Supplied material>
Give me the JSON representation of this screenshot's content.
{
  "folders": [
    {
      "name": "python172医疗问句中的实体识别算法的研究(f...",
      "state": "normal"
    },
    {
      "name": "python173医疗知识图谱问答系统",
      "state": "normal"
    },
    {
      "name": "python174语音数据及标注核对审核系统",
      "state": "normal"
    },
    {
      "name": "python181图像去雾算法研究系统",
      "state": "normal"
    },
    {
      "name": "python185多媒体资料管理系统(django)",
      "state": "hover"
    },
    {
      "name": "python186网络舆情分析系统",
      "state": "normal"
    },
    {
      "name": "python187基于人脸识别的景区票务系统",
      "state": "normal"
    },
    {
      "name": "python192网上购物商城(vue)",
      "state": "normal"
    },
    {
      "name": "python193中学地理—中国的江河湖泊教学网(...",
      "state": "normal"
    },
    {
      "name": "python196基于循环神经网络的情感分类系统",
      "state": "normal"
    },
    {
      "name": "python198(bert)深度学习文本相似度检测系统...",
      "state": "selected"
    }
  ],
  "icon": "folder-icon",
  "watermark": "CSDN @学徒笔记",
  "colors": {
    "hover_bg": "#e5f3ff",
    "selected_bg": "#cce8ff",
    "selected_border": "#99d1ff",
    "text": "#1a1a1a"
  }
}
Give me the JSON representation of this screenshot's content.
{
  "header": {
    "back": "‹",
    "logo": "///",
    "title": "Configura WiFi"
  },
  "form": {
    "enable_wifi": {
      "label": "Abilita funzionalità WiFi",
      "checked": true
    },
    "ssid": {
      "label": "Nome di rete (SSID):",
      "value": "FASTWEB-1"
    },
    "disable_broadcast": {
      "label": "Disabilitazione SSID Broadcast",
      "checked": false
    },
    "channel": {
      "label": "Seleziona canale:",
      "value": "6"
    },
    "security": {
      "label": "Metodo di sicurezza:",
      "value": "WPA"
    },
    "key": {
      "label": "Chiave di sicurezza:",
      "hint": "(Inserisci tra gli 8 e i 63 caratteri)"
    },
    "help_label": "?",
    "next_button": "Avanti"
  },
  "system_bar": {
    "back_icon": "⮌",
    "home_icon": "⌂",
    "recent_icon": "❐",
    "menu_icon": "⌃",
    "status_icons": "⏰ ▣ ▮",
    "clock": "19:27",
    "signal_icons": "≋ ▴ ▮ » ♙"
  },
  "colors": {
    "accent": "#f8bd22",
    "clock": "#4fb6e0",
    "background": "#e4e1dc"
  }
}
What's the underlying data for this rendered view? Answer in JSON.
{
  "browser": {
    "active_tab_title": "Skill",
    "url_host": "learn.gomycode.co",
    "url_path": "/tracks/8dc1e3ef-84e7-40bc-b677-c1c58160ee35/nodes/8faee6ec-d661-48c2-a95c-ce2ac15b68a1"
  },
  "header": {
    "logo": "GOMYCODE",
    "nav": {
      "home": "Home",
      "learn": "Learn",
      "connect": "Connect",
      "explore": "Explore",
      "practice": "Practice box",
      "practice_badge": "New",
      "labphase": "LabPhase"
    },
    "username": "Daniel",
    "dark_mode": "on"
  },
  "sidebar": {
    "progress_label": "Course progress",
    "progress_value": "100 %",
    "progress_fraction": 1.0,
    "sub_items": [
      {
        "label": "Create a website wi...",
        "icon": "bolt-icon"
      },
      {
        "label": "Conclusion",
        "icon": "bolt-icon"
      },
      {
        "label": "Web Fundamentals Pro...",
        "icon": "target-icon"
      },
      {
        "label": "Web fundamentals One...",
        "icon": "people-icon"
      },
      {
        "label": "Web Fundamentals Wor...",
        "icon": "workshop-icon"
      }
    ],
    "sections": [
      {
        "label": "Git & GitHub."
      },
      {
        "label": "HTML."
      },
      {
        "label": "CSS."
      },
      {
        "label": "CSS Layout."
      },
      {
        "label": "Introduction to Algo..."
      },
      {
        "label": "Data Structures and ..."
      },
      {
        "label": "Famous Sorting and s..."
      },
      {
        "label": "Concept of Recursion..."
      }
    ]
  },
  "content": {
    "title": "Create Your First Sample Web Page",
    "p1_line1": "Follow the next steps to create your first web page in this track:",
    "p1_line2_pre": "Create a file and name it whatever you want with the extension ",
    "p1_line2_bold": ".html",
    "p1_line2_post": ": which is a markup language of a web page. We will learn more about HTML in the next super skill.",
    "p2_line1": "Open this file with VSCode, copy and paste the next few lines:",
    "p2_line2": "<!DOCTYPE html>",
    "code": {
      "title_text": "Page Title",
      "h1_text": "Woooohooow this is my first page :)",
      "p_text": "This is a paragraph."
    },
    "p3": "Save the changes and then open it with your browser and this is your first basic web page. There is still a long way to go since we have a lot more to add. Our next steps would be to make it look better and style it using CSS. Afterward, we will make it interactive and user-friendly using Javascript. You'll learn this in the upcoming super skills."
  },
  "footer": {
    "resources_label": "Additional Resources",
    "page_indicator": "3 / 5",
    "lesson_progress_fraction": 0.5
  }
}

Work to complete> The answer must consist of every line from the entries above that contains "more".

Exercise result>
    "p1_line2_post": ": which is a markup language of a web page. We will learn more about HTML in the next super skill.",
    "p3": "Save the changes and then open it with your browser and this is your first basic web page. There is still a long way to go since we have a lot more to add. Our next steps would be to make it look better and style it using CSS. Afterward, we will make it interactive and user-friendly using Javascript. You'll learn this in the upcoming super skills."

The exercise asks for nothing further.